Their power is particularly evident in Presidential elections, where the manner in which the states have organized the Electoral College system - each of the 50 states plus Washington DC using single round, "winner take all", plurality elections[1] - makes it virtually impossible for anyone other than the Democratic or Republican Party candidate to win a Presidential election. Single-round plurality voting per district tends to evolve towards a two-party system and it also often leads to Polarization: concentration on two dominant parties since any new party has to overcome the virtually impossible hurdle of getting more votes than any other party to obtain an electoral result. A particularly flagrant example of the consequences of this was the US presidential election of 1992 when nearly one in five Americans voted for Ross Perot, a wealthy Texas businessman who ran as an independent and received 19% of the votes, yet was unable to win a single Electoral College vote.

It is clearly possible for third-party or independent candidates to run for President. It is a complicated, expensive process, involving meeting a variety of requirements and deadlines specific to each state, to get on that state's Presidential Election Ballot. In each Presidential election, there are third parties candidates who appear on many state ballots, and even though they have no chance of winning they can often have a major influence on the outcome, particularly in a country like the United States that is split down the middle into two camps, with most recent Presidential elections decided by a tiny number of votes.

A case in point is the 2000 election between George W. Bush and Al Gore, in which even though Gore won the popular vote, he lost the election on the basis of Bush's less than 600 vote victory in Florida (confirmed by a controversial 5-4 Supreme Court ruling). Ralph Nader, the consumer advocate who had built a national reputation for his successful attack on General Motors, ran as the Green Party candidate in 2000 and garnered nearly 100,000 votes in Florida. Many Democrats blame Nader for having made Gore lose the election. Had only a small minority of his voters in Florida voted for Gore (and the same calculation applies to Nader's 22,000 votes in New Hampshire), the Democrat would have won the Presidential election.

One of the few subjects Republicans and Democrats agree upon today is they do not want a repeat of 2020, Biden against Trump, yet as of this writing, that seems to be the probable outcome of the primary elections for both Parties. The two candidates currently have a similar, highly negative rating among American voters, a political setting reflecting the frustration with the two Parties that bodes well for a third-party candidate. A recent poll indicates that forty-four percent of Americans are open to considering a third-party candidate if Trump and Biden are the candidates from the two leading Parties[2]. Ominously for Democrats, 45% of Democrats are open to third-party candidates, as compared to only 34% of Republicans. It appears Biden has a less solid hold on his voters than Trump voters, who have a much stronger emotional bond with their candidate.

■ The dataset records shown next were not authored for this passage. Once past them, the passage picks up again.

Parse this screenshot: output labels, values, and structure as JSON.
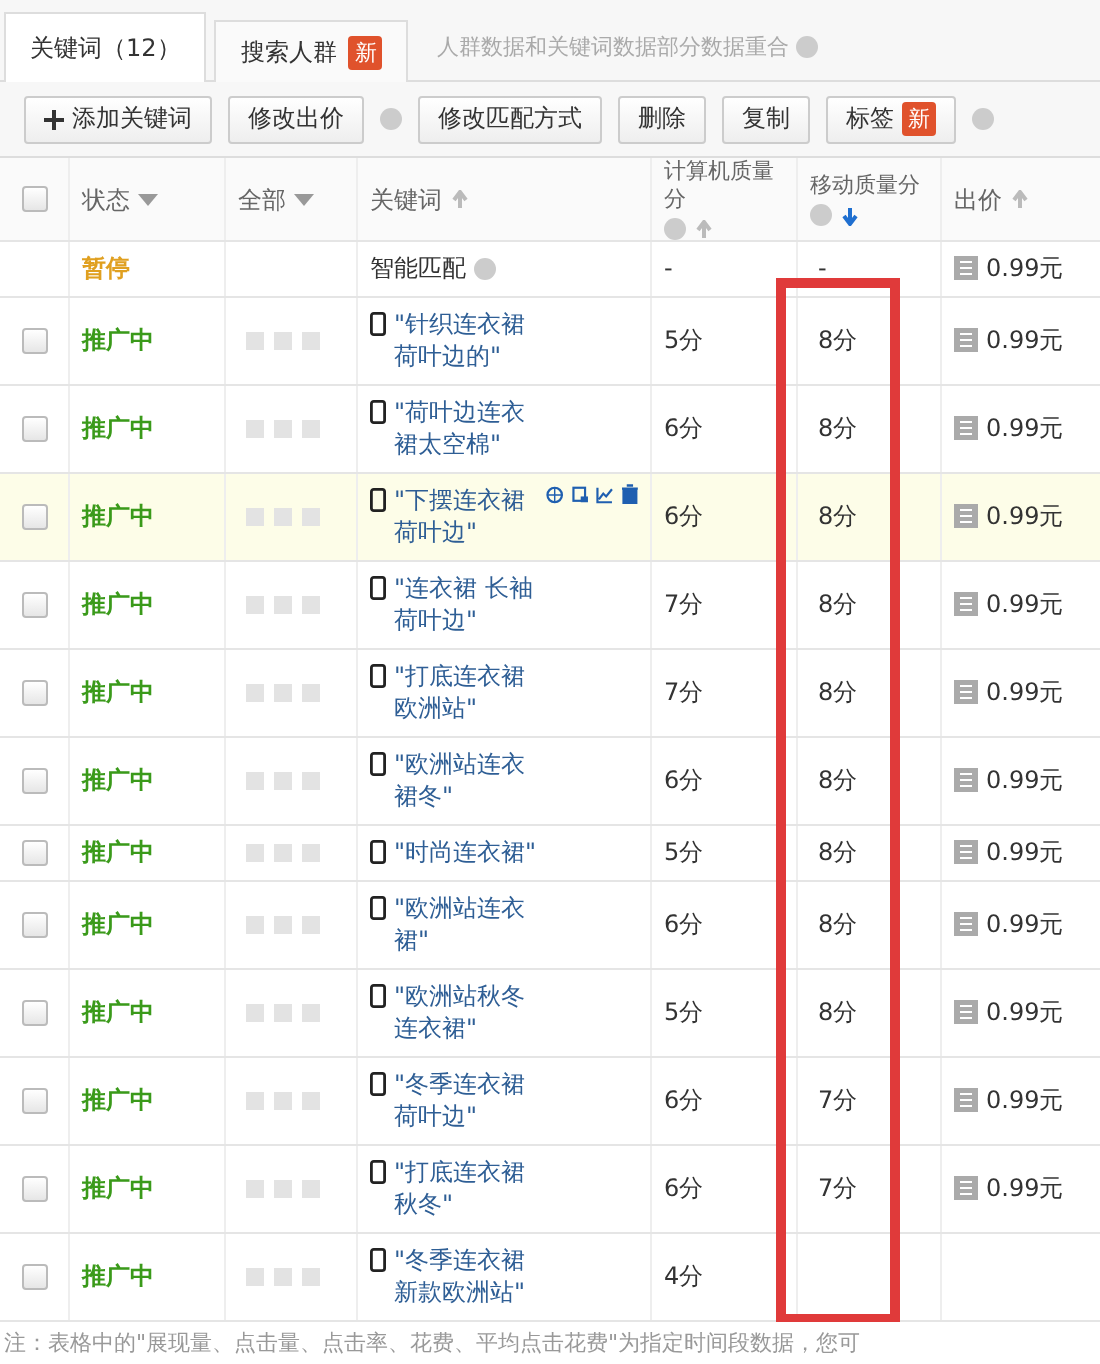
{
  "tabs": [
    {
      "label": "关键词（12）",
      "selected": true
    },
    {
      "label": "搜索人群",
      "selected": false,
      "badge": "新"
    }
  ],
  "tab_note": {
    "text": "人群数据和关键词数据部分数据重合",
    "help": true
  },
  "toolbar": [
    {
      "kind": "add",
      "label": "添加关键词",
      "help": false
    },
    {
      "kind": "plain",
      "label": "修改出价",
      "help": true
    },
    {
      "kind": "plain",
      "label": "修改匹配方式",
      "help": false
    },
    {
      "kind": "plain",
      "label": "删除",
      "help": false
    },
    {
      "kind": "plain",
      "label": "复制",
      "help": false
    },
    {
      "kind": "plain",
      "label": "标签",
      "badge": "新",
      "help": true
    }
  ],
  "table": {
    "select_all_checked": false,
    "columns": [
      {
        "kind": "filter",
        "label": "状态"
      },
      {
        "kind": "filter",
        "label": "全部"
      },
      {
        "kind": "sort",
        "label": "关键词",
        "sorted": false,
        "help": false
      },
      {
        "kind": "sort",
        "label": "计算机质量分",
        "sorted": false,
        "help": true
      },
      {
        "kind": "sort",
        "label": "移动质量分",
        "sorted": true,
        "help": true
      },
      {
        "kind": "sort",
        "label": "出价",
        "sorted": false,
        "help": false
      }
    ],
    "rows": [
      {
        "kind": "smart",
        "status": "暂停",
        "keyword": "智能匹配",
        "pc_score": "-",
        "mobile_score": "-",
        "price": "0.99元",
        "hovered": false
      },
      {
        "kind": "keyword",
        "status": "推广中",
        "keyword": "\"针织连衣裙荷叶边的\"",
        "pc_score": "5分",
        "mobile_score": "8分",
        "price": "0.99元",
        "checked": false,
        "hovered": false
      },
      {
        "kind": "keyword",
        "status": "推广中",
        "keyword": "\"荷叶边连衣裙太空棉\"",
        "pc_score": "6分",
        "mobile_score": "8分",
        "price": "0.99元",
        "checked": false,
        "hovered": false
      },
      {
        "kind": "keyword",
        "status": "推广中",
        "keyword": "\"下摆连衣裙荷叶边\"",
        "pc_score": "6分",
        "mobile_score": "8分",
        "price": "0.99元",
        "checked": false,
        "hovered": true
      },
      {
        "kind": "keyword",
        "status": "推广中",
        "keyword": "\"连衣裙 长袖荷叶边\"",
        "pc_score": "7分",
        "mobile_score": "8分",
        "price": "0.99元",
        "checked": false,
        "hovered": false
      },
      {
        "kind": "keyword",
        "status": "推广中",
        "keyword": "\"打底连衣裙欧洲站\"",
        "pc_score": "7分",
        "mobile_score": "8分",
        "price": "0.99元",
        "checked": false,
        "hovered": false
      },
      {
        "kind": "keyword",
        "status": "推广中",
        "keyword": "\"欧洲站连衣裙冬\"",
        "pc_score": "6分",
        "mobile_score": "8分",
        "price": "0.99元",
        "checked": false,
        "hovered": false
      },
      {
        "kind": "keyword",
        "status": "推广中",
        "keyword": "\"时尚连衣裙\"",
        "pc_score": "5分",
        "mobile_score": "8分",
        "price": "0.99元",
        "checked": false,
        "hovered": false
      },
      {
        "kind": "keyword",
        "status": "推广中",
        "keyword": "\"欧洲站连衣裙\"",
        "pc_score": "6分",
        "mobile_score": "8分",
        "price": "0.99元",
        "checked": false,
        "hovered": false
      },
      {
        "kind": "keyword",
        "status": "推广中",
        "keyword": "\"欧洲站秋冬连衣裙\"",
        "pc_score": "5分",
        "mobile_score": "8分",
        "price": "0.99元",
        "checked": false,
        "hovered": false
      },
      {
        "kind": "keyword",
        "status": "推广中",
        "keyword": "\"冬季连衣裙荷叶边\"",
        "pc_score": "6分",
        "mobile_score": "7分",
        "price": "0.99元",
        "checked": false,
        "hovered": false
      },
      {
        "kind": "keyword",
        "status": "推广中",
        "keyword": "\"打底连衣裙秋冬\"",
        "pc_score": "6分",
        "mobile_score": "7分",
        "price": "0.99元",
        "checked": false,
        "hovered": false
      },
      {
        "kind": "keyword",
        "status": "推广中",
        "keyword": "\"冬季连衣裙新款欧洲站\"",
        "pc_score": "4分",
        "checked": false,
        "hovered": false
      }
    ]
  },
  "footnote": "注：表格中的\"展现量、点击量、点击率、花费、平均点击花费\"为指定时间段数据，您可"
}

We will be other Presidential candidates than the Democratic and Republican, there will be a Green Party nominee, who may well attract young voters furious with Biden for having accepted construction of the Mountain Valley pipeline (West Virginia Senator Manchin's pet project), as well as agreeing to give permits for oil drilling in Alaska and the Gulf of Mexico. There is also a new movement, called "No Labels", that intends to register on the Presidential ballot in all states. Founded by Senator Joe Lieberman and other generally left-of-center politicians, it is also considered a major threat to the Democratic Party's chances to win the 2024 election.

Will a third-party candidate spoil the 2024 election, either for the Democrats or the Republicans? When most pollsters predict that in 2024, just as in 2020, the election will be decided by a tiny number of votes in a small number of swing states, even a minor showing by a third-party candidate can change the outcome.

To understand the 2024 US Presidential election, we need to keep a close eye on what happens beyond just the Biden-Trump agenda.

[1] With the exception of two states, Maine and Nebraska, who allocate their electoral votes in part by congressional district, rather than as a single state, but this has never had a notable impact on the presidential election.

[2] NBC News Poll conducted June 16-20, 2023


Patrick Siegler-Lathrop is a dual-national American-French businessman living in Portugal, having pursued a career as an international investment banker, an entrepreneur-industrialist, a university professor and a consultant. He is the author of numerous articles on the US and a book, "Rendez-Vous with America, an Explanation of the US Election System". He is currently the President of the American Club of Lisbon, a 76-year old organization "promoting goodwill and understanding between people and cultures". For more information:

The opinions expressed herein are personal and not those of the American Club of Lisbon.

Patrick Siegler-Lathrop